Jul 24, 2014

(AP)—A commonly used morning-after pill is suitable for use by heavier women, the European Medicines Agency said Thursday after a review of the evidence sparked by the French manufacturer's declaration that the drugs didn't ...

User comments : 3

Adjust slider to filter visible comments by rank

Display comments: newest first

SincerelyTwo
3 / 5 (4) Sep 29, 2009
All of the adverse reactions, which were listed in the product information as recognized side effects, were due to the injection process and not the vaccine?

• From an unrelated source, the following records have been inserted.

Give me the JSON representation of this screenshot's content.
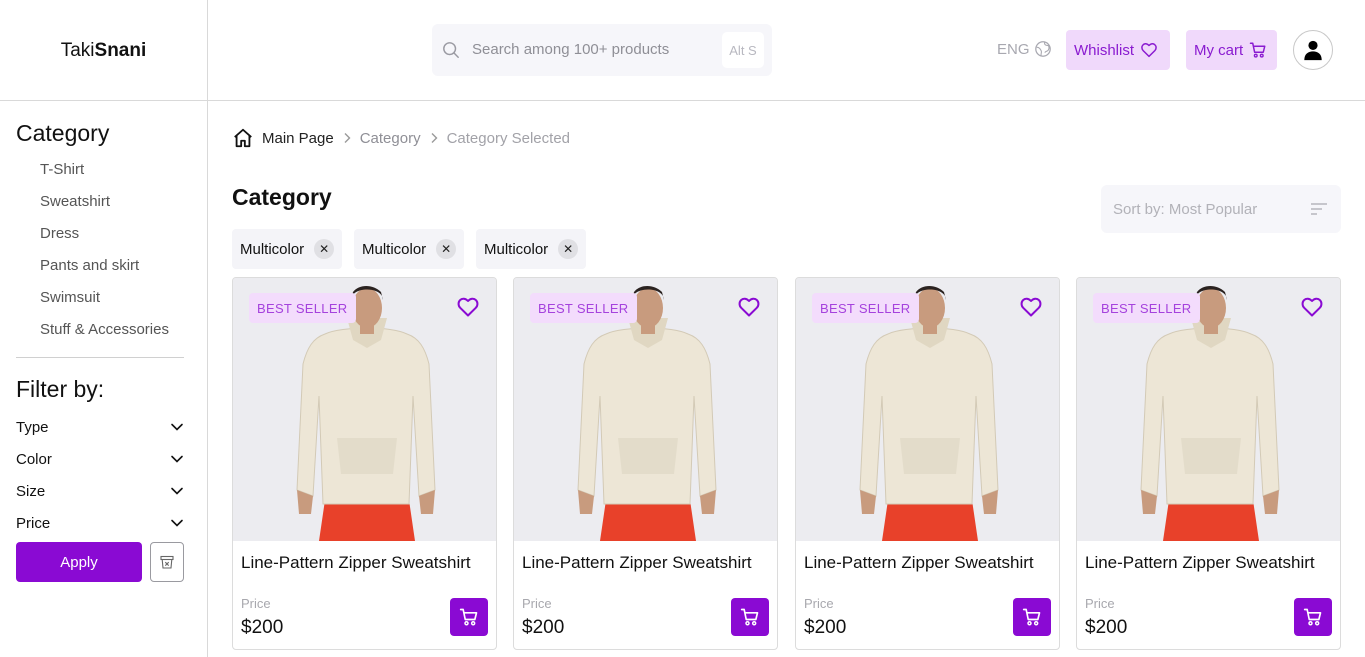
{
  "header": {
    "logo_light": "Taki",
    "logo_bold": "Snani",
    "search_placeholder": "Search among 100+ products",
    "search_shortcut": "Alt S",
    "language": "ENG",
    "wishlist_label": "Whishlist",
    "cart_label": "My cart"
  },
  "sidebar": {
    "category_heading": "Category",
    "categories": [
      "T-Shirt",
      "Sweatshirt",
      "Dress",
      "Pants and skirt",
      "Swimsuit",
      "Stuff & Accessories"
    ],
    "filter_heading": "Filter by:",
    "filters": [
      "Type",
      "Color",
      "Size",
      "Price"
    ],
    "apply_label": "Apply"
  },
  "breadcrumb": {
    "items": [
      "Main Page",
      "Category",
      "Category Selected"
    ]
  },
  "main": {
    "title": "Category",
    "sort_label": "Sort by: Most Popular",
    "chips": [
      "Multicolor",
      "Multicolor",
      "Multicolor"
    ],
    "products": [
      {
        "badge": "BEST SELLER",
        "title": "Line-Pattern Zipper Sweatshirt",
        "price_label": "Price",
        "price": "$200"
      },
      {
        "badge": "BEST SELLER",
        "title": "Line-Pattern Zipper Sweatshirt",
        "price_label": "Price",
        "price": "$200"
      },
      {
        "badge": "BEST SELLER",
        "title": "Line-Pattern Zipper Sweatshirt",
        "price_label": "Price",
        "price": "$200"
      },
      {
        "badge": "BEST SELLER",
        "title": "Line-Pattern Zipper Sweatshirt",
        "price_label": "Price",
        "price": "$200"
      }
    ]
  },
  "colors": {
    "accent": "#8a0ad3",
    "accent_light": "#f0d9fb",
    "badge_text": "#a542dd"
  },
  "icons": [
    "search-icon",
    "globe-icon",
    "heart-icon",
    "cart-icon",
    "user-icon",
    "home-icon",
    "chevron-down-icon",
    "trash-icon",
    "sort-icon",
    "close-icon"
  ]
}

I smell some B.S., and I'm not even a conspiracy nut. It's just that there's a very glaring logical problem here.
vika_Tae
1 / 5 (1) Sep 29, 2009
Well, I have never liked this vaccine, because well, how the hades do you vaccinate against cancer? That's what it is claiming it can do. Plus of course, once a woman is certain she's vaccinated against the cancer, she is far less likely to attend the horrible annual smear tests, intended to detect formation in time to do something about it.
brianweymes
3 / 5 (2) Sep 29, 2009
The safety of vaccinations is very well established. There are risks, but they are remote, especially when compared to the diseases they prevent. I don't understand what happened in this particular case, but it's the first death in England. In contrast, a quick search reveals that about 750 women die from cervical cancer in England every year. With these statistics, it's hard to argue against vaccination.

There is no evidence those vaccinated are less likely to get pap smears. Furthermore, those most likely to die from cervical cancer do not get them in the first place, so it's a moot point.